1969 drama/documentary hybrid
Plot: A news reporter tries to hook up with a woman while America goes nutsy.
With our current political climate, it was really interesting to watch this now. America was crazy in the late-60s, and America is crazy now. This is a blend of footage shot during a violent Democratic convention in Chicago and a story constructed with actors and actresses. I'm not sure how much Haskell Wexler wrote this and how much he shaped his story around what was happening in Chicago at that particular time. Undeniably, what we have 45 years later is important as a historical document but also still relevant, in ways that are both sad and scary.
I've never seen anything else Haskell Wexler has directed. He's maybe known more for his work as a cinematographer (One Flew Over the Cuckoo's Nest, The Conversation, Who's Afraid of Virginia Woolf?), and although there's nothing flashy going on with the camera work here, it's Wexler's eye that really makes this work. His camera has a way of capturing the chaos while simultaneously making some sense of it.
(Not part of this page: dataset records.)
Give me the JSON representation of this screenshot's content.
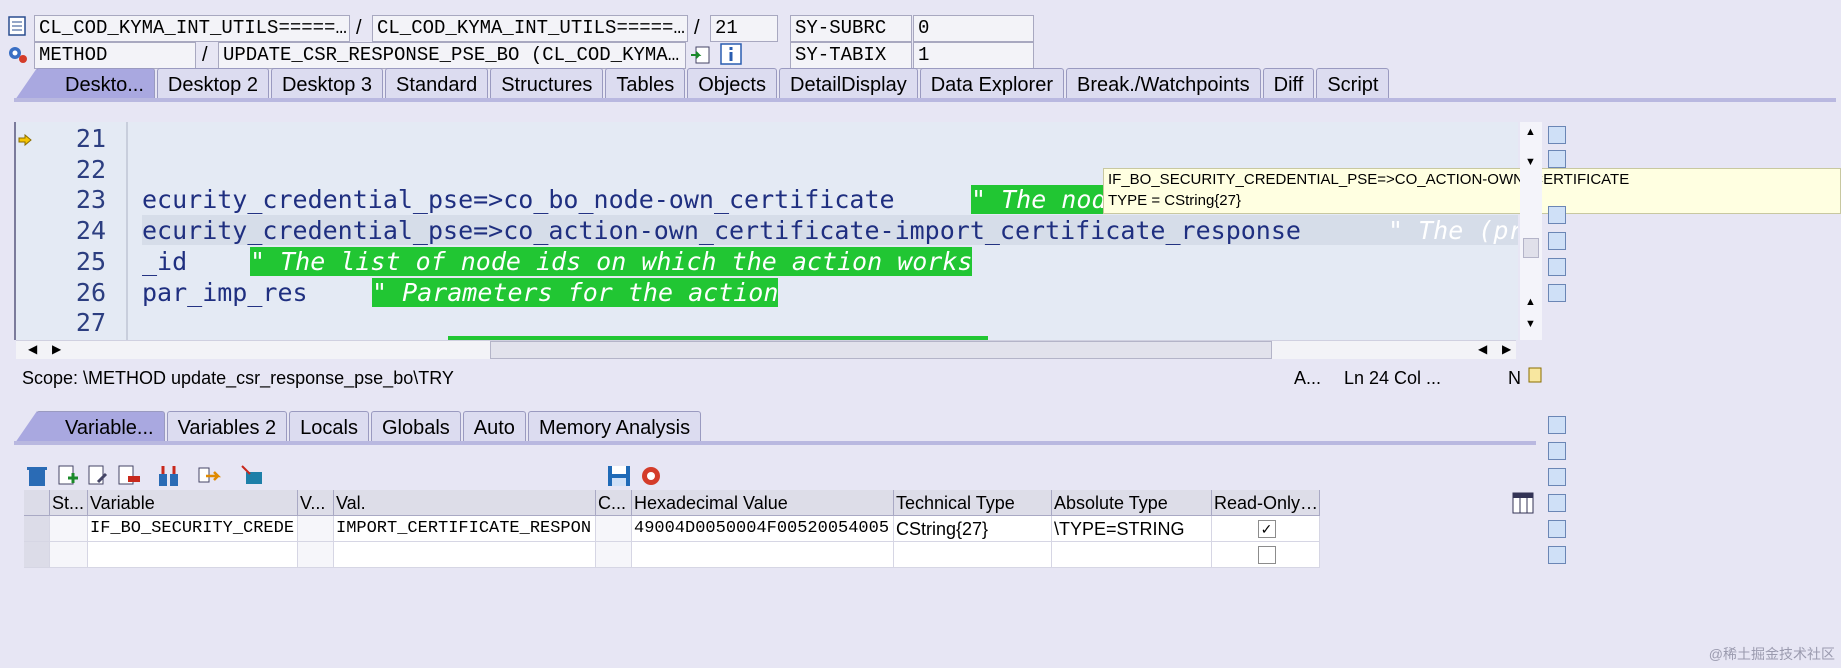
{
  "header": {
    "row1": {
      "program": "CL_COD_KYMA_INT_UTILS========",
      "include": "CL_COD_KYMA_INT_UTILS========",
      "line": "21",
      "sysvar1_name": "SY-SUBRC",
      "sysvar1_value": "0"
    },
    "row2": {
      "event_type": "METHOD",
      "event": "UPDATE_CSR_RESPONSE_PSE_BO (CL_COD_KYMA_INT_UT",
      "sysvar2_name": "SY-TABIX",
      "sysvar2_value": "1"
    },
    "slash": "/"
  },
  "desktop_tabs": [
    "Deskto...",
    "Desktop 2",
    "Desktop 3",
    "Standard",
    "Structures",
    "Tables",
    "Objects",
    "DetailDisplay",
    "Data Explorer",
    "Break./Watchpoints",
    "Diff",
    "Script"
  ],
  "editor": {
    "lines": [
      {
        "num": "21",
        "code": ""
      },
      {
        "num": "22",
        "code": ""
      },
      {
        "num": "23",
        "code": "ecurity_credential_pse=>co_bo_node-own_certificate",
        "comment": "\" The nod"
      },
      {
        "num": "24",
        "code": "ecurity_credential_pse=>co_action-own_certificate-import_certificate_response",
        "comment2": "\" The (pr"
      },
      {
        "num": "25",
        "code": "_id",
        "comment": "\" The list of node ids on which the action works"
      },
      {
        "num": "26",
        "code": "par_imp_res",
        "comment": "\" Parameters for the action"
      },
      {
        "num": "27",
        "code": ""
      }
    ],
    "tooltip": {
      "line1": "IF_BO_SECURITY_CREDENTIAL_PSE=>CO_ACTION-OWN_CERTIFICATE",
      "line2": "TYPE  = CString{27}"
    }
  },
  "status_bar": {
    "scope": "Scope: \\METHOD update_csr_response_pse_bo\\TRY",
    "a": "A...",
    "position": "Ln  24 Col ...",
    "mode": "N"
  },
  "variable_tabs": [
    "Variable...",
    "Variables 2",
    "Locals",
    "Globals",
    "Auto",
    "Memory Analysis"
  ],
  "grid": {
    "columns": [
      "St...",
      "Variable",
      "V...",
      "Val.",
      "C...",
      "Hexadecimal Value",
      "Technical Type",
      "Absolute Type",
      "Read-Only ..."
    ],
    "rows": [
      {
        "status": "",
        "variable": "IF_BO_SECURITY_CREDE",
        "v": "",
        "value": "IMPORT_CERTIFICATE_RESPON",
        "c": "",
        "hex": "49004D0050004F00520054005",
        "technical_type": "CString{27}",
        "absolute_type": "\\TYPE=STRING",
        "read_only": true
      },
      {
        "status": "",
        "variable": "",
        "v": "",
        "value": "",
        "c": "",
        "hex": "",
        "technical_type": "",
        "absolute_type": "",
        "read_only": false
      }
    ]
  },
  "watermark": "@稀土掘金技术社区",
  "colors": {
    "background": "#e7e6f4",
    "active_tab": "#a9a8e0",
    "comment_bg": "#21c633",
    "code_text": "#1f2f80",
    "tooltip_bg": "#ffffe1"
  }
}
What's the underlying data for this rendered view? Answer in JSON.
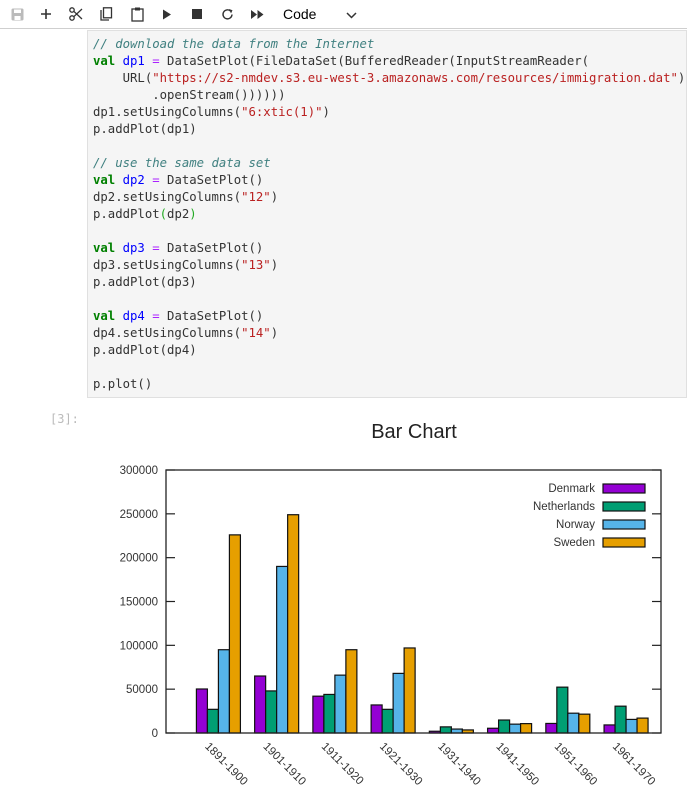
{
  "toolbar": {
    "buttons": [
      {
        "name": "save-button",
        "icon": "save-icon"
      },
      {
        "name": "insert-cell-button",
        "icon": "plus-icon"
      },
      {
        "name": "cut-button",
        "icon": "scissors-icon"
      },
      {
        "name": "copy-button",
        "icon": "copy-icon"
      },
      {
        "name": "paste-button",
        "icon": "clipboard-icon"
      },
      {
        "name": "run-button",
        "icon": "play-icon"
      },
      {
        "name": "stop-button",
        "icon": "stop-icon"
      },
      {
        "name": "restart-button",
        "icon": "restart-icon"
      },
      {
        "name": "run-all-button",
        "icon": "fast-forward-icon"
      }
    ],
    "cell_type": "Code"
  },
  "code": {
    "lines": [
      [
        {
          "t": "// download the data from the Internet",
          "c": "cm"
        }
      ],
      [
        {
          "t": "val",
          "c": "kw"
        },
        {
          "t": " "
        },
        {
          "t": "dp1",
          "c": "var"
        },
        {
          "t": " "
        },
        {
          "t": "=",
          "c": "op"
        },
        {
          "t": " DataSetPlot(FileDataSet(BufferedReader(InputStreamReader("
        }
      ],
      [
        {
          "t": "    URL("
        },
        {
          "t": "\"https://s2-nmdev.s3.eu-west-3.amazonaws.com/resources/immigration.dat\"",
          "c": "str"
        },
        {
          "t": ")"
        }
      ],
      [
        {
          "t": "        .openStream())))))"
        }
      ],
      [
        {
          "t": "dp1.setUsingColumns("
        },
        {
          "t": "\"6:xtic(1)\"",
          "c": "str"
        },
        {
          "t": ")"
        }
      ],
      [
        {
          "t": "p.addPlot(dp1)"
        }
      ],
      [],
      [
        {
          "t": "// use the same data set",
          "c": "cm"
        }
      ],
      [
        {
          "t": "val",
          "c": "kw"
        },
        {
          "t": " "
        },
        {
          "t": "dp2",
          "c": "var"
        },
        {
          "t": " "
        },
        {
          "t": "=",
          "c": "op"
        },
        {
          "t": " DataSetPlot()"
        }
      ],
      [
        {
          "t": "dp2.setUsingColumns("
        },
        {
          "t": "\"12\"",
          "c": "str"
        },
        {
          "t": ")"
        }
      ],
      [
        {
          "t": "p.addPlot"
        },
        {
          "t": "(",
          "c": "gp"
        },
        {
          "t": "dp2"
        },
        {
          "t": ")",
          "c": "gp"
        }
      ],
      [],
      [
        {
          "t": "val",
          "c": "kw"
        },
        {
          "t": " "
        },
        {
          "t": "dp3",
          "c": "var"
        },
        {
          "t": " "
        },
        {
          "t": "=",
          "c": "op"
        },
        {
          "t": " DataSetPlot()"
        }
      ],
      [
        {
          "t": "dp3.setUsingColumns("
        },
        {
          "t": "\"13\"",
          "c": "str"
        },
        {
          "t": ")"
        }
      ],
      [
        {
          "t": "p.addPlot(dp3)"
        }
      ],
      [],
      [
        {
          "t": "val",
          "c": "kw"
        },
        {
          "t": " "
        },
        {
          "t": "dp4",
          "c": "var"
        },
        {
          "t": " "
        },
        {
          "t": "=",
          "c": "op"
        },
        {
          "t": " DataSetPlot()"
        }
      ],
      [
        {
          "t": "dp4.setUsingColumns("
        },
        {
          "t": "\"14\"",
          "c": "str"
        },
        {
          "t": ")"
        }
      ],
      [
        {
          "t": "p.addPlot(dp4)"
        }
      ],
      [],
      [
        {
          "t": "p.plot()"
        }
      ]
    ]
  },
  "output": {
    "prompt": "[3]:"
  },
  "chart_data": {
    "type": "bar",
    "title": "Bar Chart",
    "xlabel": "",
    "ylabel": "",
    "ylim": [
      0,
      300000
    ],
    "yticks": [
      0,
      50000,
      100000,
      150000,
      200000,
      250000,
      300000
    ],
    "grid": false,
    "legend_position": "top-right",
    "categories": [
      "1891-1900",
      "1901-1910",
      "1911-1920",
      "1921-1930",
      "1931-1940",
      "1941-1950",
      "1951-1960",
      "1961-1970"
    ],
    "series": [
      {
        "name": "Denmark",
        "color": "#9400d3",
        "values": [
          50200,
          65000,
          42000,
          32000,
          2000,
          5400,
          10900,
          9200
        ]
      },
      {
        "name": "Netherlands",
        "color": "#009e73",
        "values": [
          27000,
          48000,
          44000,
          27000,
          7000,
          14800,
          52300,
          30600
        ]
      },
      {
        "name": "Norway",
        "color": "#56b4e9",
        "values": [
          95000,
          190000,
          66000,
          68000,
          4500,
          10100,
          22600,
          15500
        ]
      },
      {
        "name": "Sweden",
        "color": "#e69f00",
        "values": [
          226000,
          249000,
          95000,
          97000,
          3500,
          10700,
          21500,
          17000
        ]
      }
    ]
  }
}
You have to give credit to the actors and actresses as well, especially Robert Forster. There wasn't a moment in this when I saw what they were doing as performances. They blended into the reality so perfectly, and that's exactly what they needed to do.
It was nice hearing the music of Frank Zappa and the Mothers of Invention in there, too.